One advantage of cryptocurrencies is their potential to offer financial inclusion to unbanked populations, particularly in developing countries where traditional banking infrastructure may be lacking. Furthermore, the pseudonymous nature of many cryptocurrencies can enhance privacy and security for users, though this has also attracted scrutiny and criticism regarding the potential for facilitating illegal activities such as money laundering, hacking and fraud.

The decentralized nature of cryptocurrencies reduces the risk of systemic failure because there is no central point of control. One central aspect of Bitcoin, and part of the fuel for its meteoric rise in value, is its strictly limited supply of 21 million coins. This is hardwired into the code and can never be changed by any one person or group.

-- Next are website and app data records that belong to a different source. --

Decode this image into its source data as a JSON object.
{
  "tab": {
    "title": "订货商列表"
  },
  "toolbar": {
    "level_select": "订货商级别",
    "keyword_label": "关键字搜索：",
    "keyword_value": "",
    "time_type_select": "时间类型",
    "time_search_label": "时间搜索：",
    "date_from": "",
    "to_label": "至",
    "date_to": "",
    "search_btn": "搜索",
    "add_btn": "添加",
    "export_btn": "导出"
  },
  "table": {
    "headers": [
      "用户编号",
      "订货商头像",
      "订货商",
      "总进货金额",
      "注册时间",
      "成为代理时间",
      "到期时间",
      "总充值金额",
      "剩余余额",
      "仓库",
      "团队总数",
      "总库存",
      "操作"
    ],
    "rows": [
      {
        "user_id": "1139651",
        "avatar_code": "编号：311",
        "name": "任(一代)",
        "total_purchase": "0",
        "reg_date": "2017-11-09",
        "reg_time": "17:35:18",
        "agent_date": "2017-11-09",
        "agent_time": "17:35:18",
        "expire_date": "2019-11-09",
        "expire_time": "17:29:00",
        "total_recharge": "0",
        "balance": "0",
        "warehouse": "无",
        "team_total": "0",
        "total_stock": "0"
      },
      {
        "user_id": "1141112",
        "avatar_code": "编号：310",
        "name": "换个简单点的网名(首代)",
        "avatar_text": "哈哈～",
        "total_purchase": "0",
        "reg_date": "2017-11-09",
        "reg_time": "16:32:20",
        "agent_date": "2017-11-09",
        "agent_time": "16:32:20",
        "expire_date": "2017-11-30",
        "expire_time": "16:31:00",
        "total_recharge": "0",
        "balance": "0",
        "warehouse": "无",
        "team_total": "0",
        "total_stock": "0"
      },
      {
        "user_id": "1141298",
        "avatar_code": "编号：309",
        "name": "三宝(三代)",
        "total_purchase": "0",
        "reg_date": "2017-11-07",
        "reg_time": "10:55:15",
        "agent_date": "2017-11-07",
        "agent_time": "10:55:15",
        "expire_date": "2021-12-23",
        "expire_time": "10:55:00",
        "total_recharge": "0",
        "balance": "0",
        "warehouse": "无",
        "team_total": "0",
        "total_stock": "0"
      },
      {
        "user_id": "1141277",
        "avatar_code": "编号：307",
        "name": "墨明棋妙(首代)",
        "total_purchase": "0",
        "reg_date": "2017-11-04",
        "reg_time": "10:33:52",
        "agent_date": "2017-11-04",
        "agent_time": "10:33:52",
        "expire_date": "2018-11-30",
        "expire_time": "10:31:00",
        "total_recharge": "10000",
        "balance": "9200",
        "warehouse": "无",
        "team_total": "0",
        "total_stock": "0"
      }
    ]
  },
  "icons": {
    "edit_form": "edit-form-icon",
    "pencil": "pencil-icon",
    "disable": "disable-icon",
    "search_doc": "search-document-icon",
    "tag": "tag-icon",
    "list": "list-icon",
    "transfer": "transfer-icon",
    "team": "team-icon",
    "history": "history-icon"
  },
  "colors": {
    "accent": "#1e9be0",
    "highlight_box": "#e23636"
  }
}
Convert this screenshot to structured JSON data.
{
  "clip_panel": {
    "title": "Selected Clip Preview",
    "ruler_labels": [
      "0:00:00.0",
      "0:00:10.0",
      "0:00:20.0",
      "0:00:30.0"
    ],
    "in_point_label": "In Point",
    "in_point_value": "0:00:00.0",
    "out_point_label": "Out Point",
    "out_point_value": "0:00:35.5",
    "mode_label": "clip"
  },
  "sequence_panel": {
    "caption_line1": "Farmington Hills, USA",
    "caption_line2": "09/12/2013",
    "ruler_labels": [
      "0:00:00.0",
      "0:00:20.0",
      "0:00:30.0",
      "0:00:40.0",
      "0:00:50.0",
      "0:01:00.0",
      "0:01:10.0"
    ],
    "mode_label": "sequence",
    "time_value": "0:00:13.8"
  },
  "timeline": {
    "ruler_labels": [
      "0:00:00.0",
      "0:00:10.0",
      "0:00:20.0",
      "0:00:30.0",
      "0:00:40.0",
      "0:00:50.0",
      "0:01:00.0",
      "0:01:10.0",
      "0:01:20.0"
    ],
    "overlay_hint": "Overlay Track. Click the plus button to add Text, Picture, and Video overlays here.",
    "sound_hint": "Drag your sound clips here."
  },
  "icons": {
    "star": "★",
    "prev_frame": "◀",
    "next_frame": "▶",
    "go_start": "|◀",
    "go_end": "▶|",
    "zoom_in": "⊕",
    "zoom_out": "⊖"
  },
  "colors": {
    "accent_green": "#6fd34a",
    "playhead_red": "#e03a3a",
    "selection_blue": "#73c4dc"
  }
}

As such it has anti-inflationary properties vs the fiat currencies in use today, and its value cannot be arbitrarily changed by a central bank or government, or its supply arbitrarily inflated.

What are the disadvantages of cryptocurrency?

The lack of central regulation, however, can also mean that cryptocurrencies are subject to significant volatility. Prices can fluctuate wildly in a short period, influenced by factors such as market demand, investor speculation, regulatory news, and technological developments. This volatility can make cryptocurrencies attractive for investors looking for high returns but can also pose risks to those who seek stable value storage.

Security is another critical concern. While blockchain technology is inherently secure, the centralised platforms and exchanges where cryptocurrencies are bought, sold, and stored are not immune to hacks, breaches, or fraud. Numerous high-profile cases have seen millions of dollars worth of cryptocurrency stolen from exchanges, highlighting the importance of robust security measures and the risks associated with digital assets.

Regulatory scrutiny is also a common theme of the contemporary cryptocurrency landscape. Governments and financial regulators worldwide are grappling with how to integrate cryptocurrencies into existing financial systems and regulations vary widely by country, with some embracing cryptocurrencies and blockchain technology, while others impose strict restrictions or outright bans.

Disclaimer: This article was produced with the assistance of OpenAI’s ChatGPT 3.5/4 and reviewed and edited by our editorial team.

© 2023 The Block. All Rights Reserved. This article is provided for informational purposes only. It is not offered or intended to be used as legal, tax, investment, financial, or other advice.

About Author

Jordan Leech is a Berlin-based Editorial Intern at The Block. He has worked for several years as a broadcast journalist, camera operator, and producer before aiming to get established working in the crypto industry. Jordan holds a degree in Philosophy and Political Science from the University of Guelph and is an avid photographer and traveller in his free time.